▶ _MATERIAL FOR THE TASK_
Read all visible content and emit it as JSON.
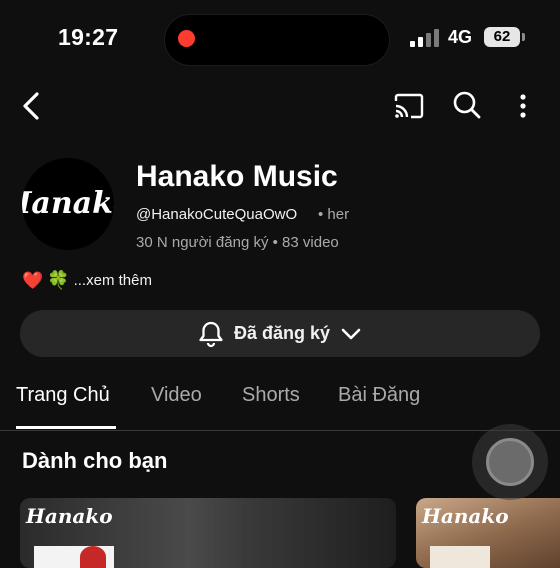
{
  "status_bar": {
    "time": "19:27",
    "network": "4G",
    "battery": "62",
    "recording_color": "#ff3b30"
  },
  "nav": {
    "icons": [
      "back-arrow-icon",
      "cast-icon",
      "search-icon",
      "more-vertical-icon"
    ]
  },
  "channel": {
    "avatar_logo_text": "Hanako",
    "name": "Hanako Music",
    "handle": "@HanakoCuteQuaOwO",
    "handle_more": "• her",
    "stats": "30 N người đăng ký • 83 video",
    "description_more": "...xem thêm",
    "description_emojis": [
      "❤️",
      "🍀"
    ]
  },
  "subscribe_button": {
    "label": "Đã đăng ký",
    "icon": "bell-icon"
  },
  "tabs": [
    {
      "label": "Trang Chủ",
      "active": true
    },
    {
      "label": "Video",
      "active": false
    },
    {
      "label": "Shorts",
      "active": false
    },
    {
      "label": "Bài Đăng",
      "active": false
    }
  ],
  "section": {
    "title": "Dành cho bạn"
  },
  "cards": [
    {
      "logo_text": "Hanako"
    },
    {
      "logo_text": "Hanako"
    }
  ],
  "colors": {
    "background": "#0f0f0f",
    "button_bg": "#272727",
    "muted_text": "#aaaaaa",
    "heart": "#e53935",
    "clover": "#2e9b3c"
  }
}
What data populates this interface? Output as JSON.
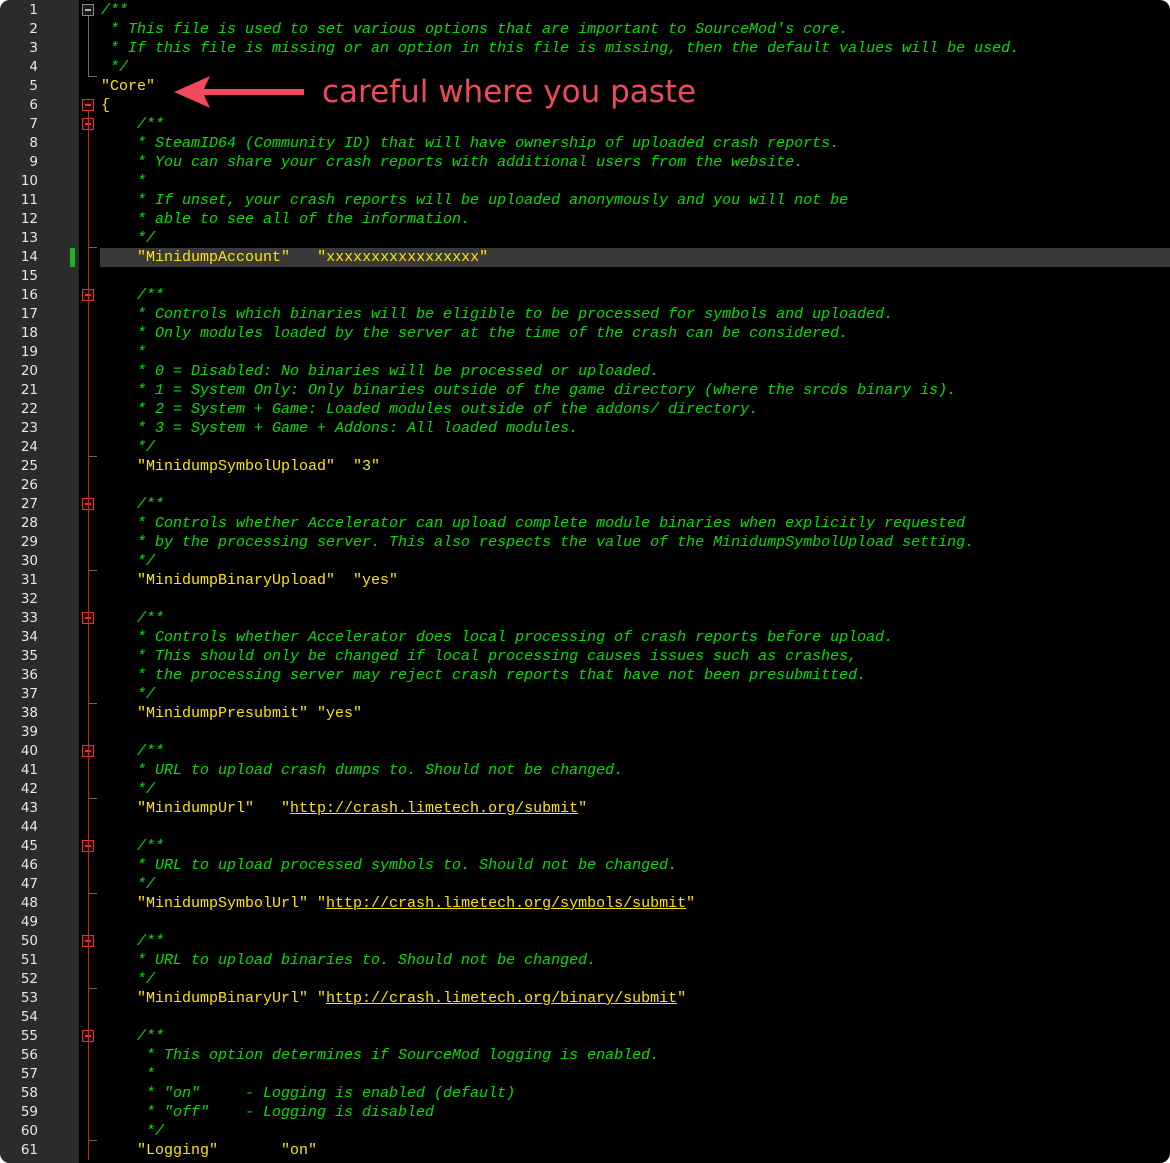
{
  "editor": {
    "annotation": "careful where you paste",
    "current_line": 14,
    "lines": [
      {
        "n": "1",
        "parts": [
          {
            "t": "/**",
            "c": "comment"
          }
        ]
      },
      {
        "n": "2",
        "parts": [
          {
            "t": " * This file is used to set various options that are important to SourceMod's core.",
            "c": "comment"
          }
        ]
      },
      {
        "n": "3",
        "parts": [
          {
            "t": " * If this file is missing or an option in this file is missing, then the default values will be used.",
            "c": "comment"
          }
        ]
      },
      {
        "n": "4",
        "parts": [
          {
            "t": " */",
            "c": "comment"
          }
        ]
      },
      {
        "n": "5",
        "parts": [
          {
            "t": "\"Core\"",
            "c": "str"
          }
        ]
      },
      {
        "n": "6",
        "parts": [
          {
            "t": "{",
            "c": "punc"
          }
        ]
      },
      {
        "n": "7",
        "parts": [
          {
            "t": "    /**",
            "c": "comment"
          }
        ]
      },
      {
        "n": "8",
        "parts": [
          {
            "t": "    * SteamID64 (Community ID) that will have ownership of uploaded crash reports.",
            "c": "comment"
          }
        ]
      },
      {
        "n": "9",
        "parts": [
          {
            "t": "    * You can share your crash reports with additional users from the website.",
            "c": "comment"
          }
        ]
      },
      {
        "n": "10",
        "parts": [
          {
            "t": "    *",
            "c": "comment"
          }
        ]
      },
      {
        "n": "11",
        "parts": [
          {
            "t": "    * If unset, your crash reports will be uploaded anonymously and you will not be",
            "c": "comment"
          }
        ]
      },
      {
        "n": "12",
        "parts": [
          {
            "t": "    * able to see all of the information.",
            "c": "comment"
          }
        ]
      },
      {
        "n": "13",
        "parts": [
          {
            "t": "    */",
            "c": "comment"
          }
        ]
      },
      {
        "n": "14",
        "parts": [
          {
            "t": "    ",
            "c": "str"
          },
          {
            "t": "\"MinidumpAccount\"",
            "c": "str"
          },
          {
            "t": "   ",
            "c": "str"
          },
          {
            "t": "\"xxxxxxxxxxxxxxxxx\"",
            "c": "str"
          }
        ]
      },
      {
        "n": "15",
        "parts": []
      },
      {
        "n": "16",
        "parts": [
          {
            "t": "    /**",
            "c": "comment"
          }
        ]
      },
      {
        "n": "17",
        "parts": [
          {
            "t": "    * Controls which binaries will be eligible to be processed for symbols and uploaded.",
            "c": "comment"
          }
        ]
      },
      {
        "n": "18",
        "parts": [
          {
            "t": "    * Only modules loaded by the server at the time of the crash can be considered.",
            "c": "comment"
          }
        ]
      },
      {
        "n": "19",
        "parts": [
          {
            "t": "    *",
            "c": "comment"
          }
        ]
      },
      {
        "n": "20",
        "parts": [
          {
            "t": "    * 0 = Disabled: No binaries will be processed or uploaded.",
            "c": "comment"
          }
        ]
      },
      {
        "n": "21",
        "parts": [
          {
            "t": "    * 1 = System Only: Only binaries outside of the game directory (where the srcds binary is).",
            "c": "comment"
          }
        ]
      },
      {
        "n": "22",
        "parts": [
          {
            "t": "    * 2 = System + Game: Loaded modules outside of the addons/ directory.",
            "c": "comment"
          }
        ]
      },
      {
        "n": "23",
        "parts": [
          {
            "t": "    * 3 = System + Game + Addons: All loaded modules.",
            "c": "comment"
          }
        ]
      },
      {
        "n": "24",
        "parts": [
          {
            "t": "    */",
            "c": "comment"
          }
        ]
      },
      {
        "n": "25",
        "parts": [
          {
            "t": "    \"MinidumpSymbolUpload\"  \"3\"",
            "c": "str"
          }
        ]
      },
      {
        "n": "26",
        "parts": []
      },
      {
        "n": "27",
        "parts": [
          {
            "t": "    /**",
            "c": "comment"
          }
        ]
      },
      {
        "n": "28",
        "parts": [
          {
            "t": "    * Controls whether Accelerator can upload complete module binaries when explicitly requested",
            "c": "comment"
          }
        ]
      },
      {
        "n": "29",
        "parts": [
          {
            "t": "    * by the processing server. This also respects the value of the MinidumpSymbolUpload setting.",
            "c": "comment"
          }
        ]
      },
      {
        "n": "30",
        "parts": [
          {
            "t": "    */",
            "c": "comment"
          }
        ]
      },
      {
        "n": "31",
        "parts": [
          {
            "t": "    \"MinidumpBinaryUpload\"  \"yes\"",
            "c": "str"
          }
        ]
      },
      {
        "n": "32",
        "parts": []
      },
      {
        "n": "33",
        "parts": [
          {
            "t": "    /**",
            "c": "comment"
          }
        ]
      },
      {
        "n": "34",
        "parts": [
          {
            "t": "    * Controls whether Accelerator does local processing of crash reports before upload.",
            "c": "comment"
          }
        ]
      },
      {
        "n": "35",
        "parts": [
          {
            "t": "    * This should only be changed if local processing causes issues such as crashes,",
            "c": "comment"
          }
        ]
      },
      {
        "n": "36",
        "parts": [
          {
            "t": "    * the processing server may reject crash reports that have not been presubmitted.",
            "c": "comment"
          }
        ]
      },
      {
        "n": "37",
        "parts": [
          {
            "t": "    */",
            "c": "comment"
          }
        ]
      },
      {
        "n": "38",
        "parts": [
          {
            "t": "    \"MinidumpPresubmit\" \"yes\"",
            "c": "str"
          }
        ]
      },
      {
        "n": "39",
        "parts": []
      },
      {
        "n": "40",
        "parts": [
          {
            "t": "    /**",
            "c": "comment"
          }
        ]
      },
      {
        "n": "41",
        "parts": [
          {
            "t": "    * URL to upload crash dumps to. Should not be changed.",
            "c": "comment"
          }
        ]
      },
      {
        "n": "42",
        "parts": [
          {
            "t": "    */",
            "c": "comment"
          }
        ]
      },
      {
        "n": "43",
        "parts": [
          {
            "t": "    \"MinidumpUrl\"   \"",
            "c": "str"
          },
          {
            "t": "http://crash.limetech.org/submit",
            "c": "link"
          },
          {
            "t": "\"",
            "c": "str"
          }
        ]
      },
      {
        "n": "44",
        "parts": []
      },
      {
        "n": "45",
        "parts": [
          {
            "t": "    /**",
            "c": "comment"
          }
        ]
      },
      {
        "n": "46",
        "parts": [
          {
            "t": "    * URL to upload processed symbols to. Should not be changed.",
            "c": "comment"
          }
        ]
      },
      {
        "n": "47",
        "parts": [
          {
            "t": "    */",
            "c": "comment"
          }
        ]
      },
      {
        "n": "48",
        "parts": [
          {
            "t": "    \"MinidumpSymbolUrl\" \"",
            "c": "str"
          },
          {
            "t": "http://crash.limetech.org/symbols/submit",
            "c": "link"
          },
          {
            "t": "\"",
            "c": "str"
          }
        ]
      },
      {
        "n": "49",
        "parts": []
      },
      {
        "n": "50",
        "parts": [
          {
            "t": "    /**",
            "c": "comment"
          }
        ]
      },
      {
        "n": "51",
        "parts": [
          {
            "t": "    * URL to upload binaries to. Should not be changed.",
            "c": "comment"
          }
        ]
      },
      {
        "n": "52",
        "parts": [
          {
            "t": "    */",
            "c": "comment"
          }
        ]
      },
      {
        "n": "53",
        "parts": [
          {
            "t": "    \"MinidumpBinaryUrl\" \"",
            "c": "str"
          },
          {
            "t": "http://crash.limetech.org/binary/submit",
            "c": "link"
          },
          {
            "t": "\"",
            "c": "str"
          }
        ]
      },
      {
        "n": "54",
        "parts": []
      },
      {
        "n": "55",
        "parts": [
          {
            "t": "    /**",
            "c": "comment"
          }
        ]
      },
      {
        "n": "56",
        "parts": [
          {
            "t": "     * This option determines if SourceMod logging is enabled.",
            "c": "comment"
          }
        ]
      },
      {
        "n": "57",
        "parts": [
          {
            "t": "     *",
            "c": "comment"
          }
        ]
      },
      {
        "n": "58",
        "parts": [
          {
            "t": "     * \"on\"     - Logging is enabled (default)",
            "c": "comment"
          }
        ]
      },
      {
        "n": "59",
        "parts": [
          {
            "t": "     * \"off\"    - Logging is disabled",
            "c": "comment"
          }
        ]
      },
      {
        "n": "60",
        "parts": [
          {
            "t": "     */",
            "c": "comment"
          }
        ]
      },
      {
        "n": "61",
        "parts": [
          {
            "t": "    \"Logging\"       \"on\"",
            "c": "str"
          }
        ]
      }
    ]
  }
}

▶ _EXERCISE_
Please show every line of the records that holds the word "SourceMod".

▶ _WRITTEN REPLY_
            "t": " * This file is used to set various options that are important to SourceMod's core.",
            "t": "     * This option determines if SourceMod logging is enabled.",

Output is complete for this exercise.